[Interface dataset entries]
----
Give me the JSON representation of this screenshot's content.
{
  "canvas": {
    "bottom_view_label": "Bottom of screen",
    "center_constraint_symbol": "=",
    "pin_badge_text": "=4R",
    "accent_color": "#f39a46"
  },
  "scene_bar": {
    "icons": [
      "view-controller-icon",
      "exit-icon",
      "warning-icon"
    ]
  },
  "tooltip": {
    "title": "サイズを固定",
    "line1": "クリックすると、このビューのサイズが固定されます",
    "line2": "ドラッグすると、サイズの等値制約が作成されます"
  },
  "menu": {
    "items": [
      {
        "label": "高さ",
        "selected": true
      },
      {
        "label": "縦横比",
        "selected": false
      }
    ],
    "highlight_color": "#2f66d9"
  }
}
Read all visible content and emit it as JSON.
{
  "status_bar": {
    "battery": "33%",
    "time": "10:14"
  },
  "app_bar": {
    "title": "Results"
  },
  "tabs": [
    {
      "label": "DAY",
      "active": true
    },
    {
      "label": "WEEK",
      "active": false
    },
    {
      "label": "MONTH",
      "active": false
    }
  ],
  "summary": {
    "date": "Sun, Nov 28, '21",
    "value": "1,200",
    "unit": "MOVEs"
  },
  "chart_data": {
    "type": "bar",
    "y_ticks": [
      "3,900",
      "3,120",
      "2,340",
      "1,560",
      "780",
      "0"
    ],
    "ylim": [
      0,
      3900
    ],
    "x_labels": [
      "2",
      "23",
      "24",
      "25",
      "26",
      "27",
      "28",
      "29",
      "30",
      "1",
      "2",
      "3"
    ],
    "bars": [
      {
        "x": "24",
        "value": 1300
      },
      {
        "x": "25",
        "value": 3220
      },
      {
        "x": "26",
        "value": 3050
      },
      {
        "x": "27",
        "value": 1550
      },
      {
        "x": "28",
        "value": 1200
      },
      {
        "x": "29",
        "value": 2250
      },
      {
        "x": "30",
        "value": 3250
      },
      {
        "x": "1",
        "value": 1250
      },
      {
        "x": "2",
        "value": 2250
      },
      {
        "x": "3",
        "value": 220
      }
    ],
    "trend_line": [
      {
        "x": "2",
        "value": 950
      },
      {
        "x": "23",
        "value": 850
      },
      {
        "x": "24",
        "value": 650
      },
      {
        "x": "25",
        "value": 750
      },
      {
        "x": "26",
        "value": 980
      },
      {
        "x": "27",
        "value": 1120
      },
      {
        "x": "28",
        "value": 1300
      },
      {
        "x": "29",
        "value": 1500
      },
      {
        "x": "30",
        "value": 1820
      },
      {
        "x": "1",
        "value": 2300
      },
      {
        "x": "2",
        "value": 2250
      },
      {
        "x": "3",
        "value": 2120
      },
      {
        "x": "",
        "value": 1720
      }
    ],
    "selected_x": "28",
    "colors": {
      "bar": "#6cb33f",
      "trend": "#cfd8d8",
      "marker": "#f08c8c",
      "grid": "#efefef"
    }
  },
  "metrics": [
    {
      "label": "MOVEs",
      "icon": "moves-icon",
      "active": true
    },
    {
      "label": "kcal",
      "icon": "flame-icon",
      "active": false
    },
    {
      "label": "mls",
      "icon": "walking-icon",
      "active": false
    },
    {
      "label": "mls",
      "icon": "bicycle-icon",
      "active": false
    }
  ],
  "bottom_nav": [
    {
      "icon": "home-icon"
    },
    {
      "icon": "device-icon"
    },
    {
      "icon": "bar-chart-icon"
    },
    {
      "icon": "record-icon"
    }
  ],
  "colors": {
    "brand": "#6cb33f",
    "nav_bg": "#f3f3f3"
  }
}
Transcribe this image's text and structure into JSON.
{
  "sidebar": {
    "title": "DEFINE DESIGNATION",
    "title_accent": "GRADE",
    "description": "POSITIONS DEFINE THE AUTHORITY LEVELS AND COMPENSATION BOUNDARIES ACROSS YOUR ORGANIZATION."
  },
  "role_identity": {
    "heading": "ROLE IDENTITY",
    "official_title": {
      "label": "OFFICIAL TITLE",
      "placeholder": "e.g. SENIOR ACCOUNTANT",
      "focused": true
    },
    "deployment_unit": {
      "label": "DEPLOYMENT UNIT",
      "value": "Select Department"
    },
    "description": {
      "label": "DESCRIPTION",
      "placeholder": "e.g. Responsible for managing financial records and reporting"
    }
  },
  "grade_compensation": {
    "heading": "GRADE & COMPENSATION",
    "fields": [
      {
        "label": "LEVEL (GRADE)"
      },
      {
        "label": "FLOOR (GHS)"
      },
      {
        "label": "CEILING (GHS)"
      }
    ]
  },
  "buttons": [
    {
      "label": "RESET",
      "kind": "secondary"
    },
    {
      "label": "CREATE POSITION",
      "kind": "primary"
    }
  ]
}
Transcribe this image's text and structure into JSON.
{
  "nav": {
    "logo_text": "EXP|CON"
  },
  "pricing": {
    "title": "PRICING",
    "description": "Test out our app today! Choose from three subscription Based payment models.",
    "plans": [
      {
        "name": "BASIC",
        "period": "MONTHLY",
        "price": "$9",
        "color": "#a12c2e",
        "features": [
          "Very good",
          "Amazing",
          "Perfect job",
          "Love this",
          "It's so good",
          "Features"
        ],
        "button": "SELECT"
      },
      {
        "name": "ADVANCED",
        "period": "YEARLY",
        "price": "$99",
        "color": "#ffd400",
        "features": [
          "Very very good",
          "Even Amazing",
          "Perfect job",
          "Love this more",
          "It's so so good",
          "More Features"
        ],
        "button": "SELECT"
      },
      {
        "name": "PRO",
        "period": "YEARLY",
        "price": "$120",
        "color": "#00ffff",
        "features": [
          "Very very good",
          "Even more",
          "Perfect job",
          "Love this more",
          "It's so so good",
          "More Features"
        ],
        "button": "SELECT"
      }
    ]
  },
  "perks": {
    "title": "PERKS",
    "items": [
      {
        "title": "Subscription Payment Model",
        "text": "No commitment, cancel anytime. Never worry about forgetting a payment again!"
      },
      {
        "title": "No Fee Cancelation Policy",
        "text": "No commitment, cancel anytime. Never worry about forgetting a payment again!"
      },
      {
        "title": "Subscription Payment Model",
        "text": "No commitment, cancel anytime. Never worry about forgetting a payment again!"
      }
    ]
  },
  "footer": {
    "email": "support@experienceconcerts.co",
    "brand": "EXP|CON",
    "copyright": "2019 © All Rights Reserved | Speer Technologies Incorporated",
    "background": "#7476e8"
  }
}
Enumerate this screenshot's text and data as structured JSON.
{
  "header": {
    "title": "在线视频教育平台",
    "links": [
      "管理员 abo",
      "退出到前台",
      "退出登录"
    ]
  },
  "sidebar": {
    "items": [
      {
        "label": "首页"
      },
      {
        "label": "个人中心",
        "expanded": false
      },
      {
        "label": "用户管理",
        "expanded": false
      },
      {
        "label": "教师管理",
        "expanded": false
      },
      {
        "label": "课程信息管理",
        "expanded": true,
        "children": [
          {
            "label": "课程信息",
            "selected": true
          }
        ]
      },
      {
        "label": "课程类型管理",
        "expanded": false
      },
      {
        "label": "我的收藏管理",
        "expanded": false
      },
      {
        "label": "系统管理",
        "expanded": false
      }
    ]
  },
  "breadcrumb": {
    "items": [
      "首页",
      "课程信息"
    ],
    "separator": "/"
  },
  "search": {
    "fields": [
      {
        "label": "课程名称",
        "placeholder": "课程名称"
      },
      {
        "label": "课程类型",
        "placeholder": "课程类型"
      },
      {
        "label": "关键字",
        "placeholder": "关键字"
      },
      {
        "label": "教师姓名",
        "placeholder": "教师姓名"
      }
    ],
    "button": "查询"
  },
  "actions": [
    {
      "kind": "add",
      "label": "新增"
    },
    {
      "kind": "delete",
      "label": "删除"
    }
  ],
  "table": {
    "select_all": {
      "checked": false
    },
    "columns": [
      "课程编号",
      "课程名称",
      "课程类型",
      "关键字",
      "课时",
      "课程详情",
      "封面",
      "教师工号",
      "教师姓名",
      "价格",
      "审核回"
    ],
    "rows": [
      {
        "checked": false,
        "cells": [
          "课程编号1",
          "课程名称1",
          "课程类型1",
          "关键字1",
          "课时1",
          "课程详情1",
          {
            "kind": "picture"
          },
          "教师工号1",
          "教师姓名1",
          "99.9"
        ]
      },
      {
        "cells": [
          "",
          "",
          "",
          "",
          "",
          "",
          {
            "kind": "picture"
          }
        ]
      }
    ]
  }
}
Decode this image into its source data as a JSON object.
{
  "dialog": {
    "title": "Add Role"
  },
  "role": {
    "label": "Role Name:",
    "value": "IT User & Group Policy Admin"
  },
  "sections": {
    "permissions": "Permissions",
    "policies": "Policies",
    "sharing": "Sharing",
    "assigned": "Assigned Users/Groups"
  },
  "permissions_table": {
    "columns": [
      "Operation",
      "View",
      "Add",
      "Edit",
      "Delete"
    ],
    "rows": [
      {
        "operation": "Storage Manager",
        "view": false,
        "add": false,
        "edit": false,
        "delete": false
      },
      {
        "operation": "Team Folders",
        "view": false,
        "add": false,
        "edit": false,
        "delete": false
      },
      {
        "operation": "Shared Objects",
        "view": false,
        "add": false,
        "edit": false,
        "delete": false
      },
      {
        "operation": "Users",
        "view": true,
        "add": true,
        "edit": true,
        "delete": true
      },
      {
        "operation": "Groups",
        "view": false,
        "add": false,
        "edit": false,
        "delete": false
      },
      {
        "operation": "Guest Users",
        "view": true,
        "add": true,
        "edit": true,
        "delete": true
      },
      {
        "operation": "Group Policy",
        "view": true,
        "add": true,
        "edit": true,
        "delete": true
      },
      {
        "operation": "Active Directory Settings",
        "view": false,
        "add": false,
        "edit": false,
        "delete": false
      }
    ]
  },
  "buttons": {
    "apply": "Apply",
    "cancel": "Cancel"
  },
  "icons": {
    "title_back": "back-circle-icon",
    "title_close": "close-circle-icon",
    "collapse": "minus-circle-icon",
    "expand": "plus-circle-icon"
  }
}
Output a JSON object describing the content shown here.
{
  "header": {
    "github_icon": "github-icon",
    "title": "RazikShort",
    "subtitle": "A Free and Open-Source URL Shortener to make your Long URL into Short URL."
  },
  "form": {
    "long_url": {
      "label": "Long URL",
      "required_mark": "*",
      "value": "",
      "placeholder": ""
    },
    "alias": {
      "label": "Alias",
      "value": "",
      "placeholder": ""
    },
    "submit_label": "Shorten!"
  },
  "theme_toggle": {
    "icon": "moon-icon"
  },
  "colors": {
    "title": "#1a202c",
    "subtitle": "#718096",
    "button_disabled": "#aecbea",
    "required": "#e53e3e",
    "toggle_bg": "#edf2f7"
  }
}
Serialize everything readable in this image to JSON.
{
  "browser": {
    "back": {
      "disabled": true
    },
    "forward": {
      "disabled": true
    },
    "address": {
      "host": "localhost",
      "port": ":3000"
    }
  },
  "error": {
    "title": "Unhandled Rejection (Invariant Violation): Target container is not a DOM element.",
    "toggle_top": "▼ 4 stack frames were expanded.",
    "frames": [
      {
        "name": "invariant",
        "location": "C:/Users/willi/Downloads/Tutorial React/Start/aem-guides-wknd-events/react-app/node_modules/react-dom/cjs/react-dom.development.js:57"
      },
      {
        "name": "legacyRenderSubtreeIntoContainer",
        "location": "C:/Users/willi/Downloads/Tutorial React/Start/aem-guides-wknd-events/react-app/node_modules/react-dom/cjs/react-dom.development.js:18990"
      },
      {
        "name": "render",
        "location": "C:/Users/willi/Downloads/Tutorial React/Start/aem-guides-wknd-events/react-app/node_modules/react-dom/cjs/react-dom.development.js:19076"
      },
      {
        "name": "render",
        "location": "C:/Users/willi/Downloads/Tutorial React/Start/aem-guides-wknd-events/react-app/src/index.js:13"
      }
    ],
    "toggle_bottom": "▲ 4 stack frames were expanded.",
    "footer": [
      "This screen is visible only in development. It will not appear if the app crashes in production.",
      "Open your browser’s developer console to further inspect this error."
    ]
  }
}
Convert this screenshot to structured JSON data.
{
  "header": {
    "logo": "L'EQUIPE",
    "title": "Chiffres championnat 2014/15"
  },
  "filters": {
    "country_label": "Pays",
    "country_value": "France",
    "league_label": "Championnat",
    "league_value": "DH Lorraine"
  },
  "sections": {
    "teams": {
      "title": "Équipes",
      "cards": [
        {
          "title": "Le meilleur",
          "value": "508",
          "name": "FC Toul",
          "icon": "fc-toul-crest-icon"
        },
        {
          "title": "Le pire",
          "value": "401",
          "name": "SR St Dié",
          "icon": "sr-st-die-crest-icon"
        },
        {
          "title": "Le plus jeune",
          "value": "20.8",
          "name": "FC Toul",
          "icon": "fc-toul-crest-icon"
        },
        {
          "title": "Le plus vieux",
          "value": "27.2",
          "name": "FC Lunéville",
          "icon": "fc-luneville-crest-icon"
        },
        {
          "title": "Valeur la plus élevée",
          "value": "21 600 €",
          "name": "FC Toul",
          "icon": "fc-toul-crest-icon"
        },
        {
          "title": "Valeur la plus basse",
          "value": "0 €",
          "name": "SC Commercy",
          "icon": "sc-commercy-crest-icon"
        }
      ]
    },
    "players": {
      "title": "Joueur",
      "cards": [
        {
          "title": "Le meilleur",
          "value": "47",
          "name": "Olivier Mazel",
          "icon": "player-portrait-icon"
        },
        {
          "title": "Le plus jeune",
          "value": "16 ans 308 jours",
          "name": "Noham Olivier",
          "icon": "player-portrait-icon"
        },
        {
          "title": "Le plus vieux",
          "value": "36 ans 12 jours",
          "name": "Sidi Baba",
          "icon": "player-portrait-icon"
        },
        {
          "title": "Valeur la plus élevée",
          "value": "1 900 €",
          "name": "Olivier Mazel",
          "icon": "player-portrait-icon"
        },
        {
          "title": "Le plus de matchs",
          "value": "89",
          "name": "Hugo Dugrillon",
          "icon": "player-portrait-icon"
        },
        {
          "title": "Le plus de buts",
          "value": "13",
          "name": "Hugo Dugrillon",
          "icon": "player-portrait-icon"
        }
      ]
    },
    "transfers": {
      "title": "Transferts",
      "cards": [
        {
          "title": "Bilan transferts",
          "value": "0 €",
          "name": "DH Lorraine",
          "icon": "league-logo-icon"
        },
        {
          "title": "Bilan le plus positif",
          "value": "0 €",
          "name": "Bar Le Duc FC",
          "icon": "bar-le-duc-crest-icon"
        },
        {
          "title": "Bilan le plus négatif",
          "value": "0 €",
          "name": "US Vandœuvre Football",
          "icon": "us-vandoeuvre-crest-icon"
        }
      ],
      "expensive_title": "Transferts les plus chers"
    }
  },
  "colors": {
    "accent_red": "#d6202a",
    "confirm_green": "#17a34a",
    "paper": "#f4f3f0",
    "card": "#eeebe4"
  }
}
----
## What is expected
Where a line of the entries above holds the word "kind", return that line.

## Task result
      "kind": "secondary"
      "kind": "primary"
      "kind": "add",
      "kind": "delete",
            "kind": "picture"
            "kind": "picture"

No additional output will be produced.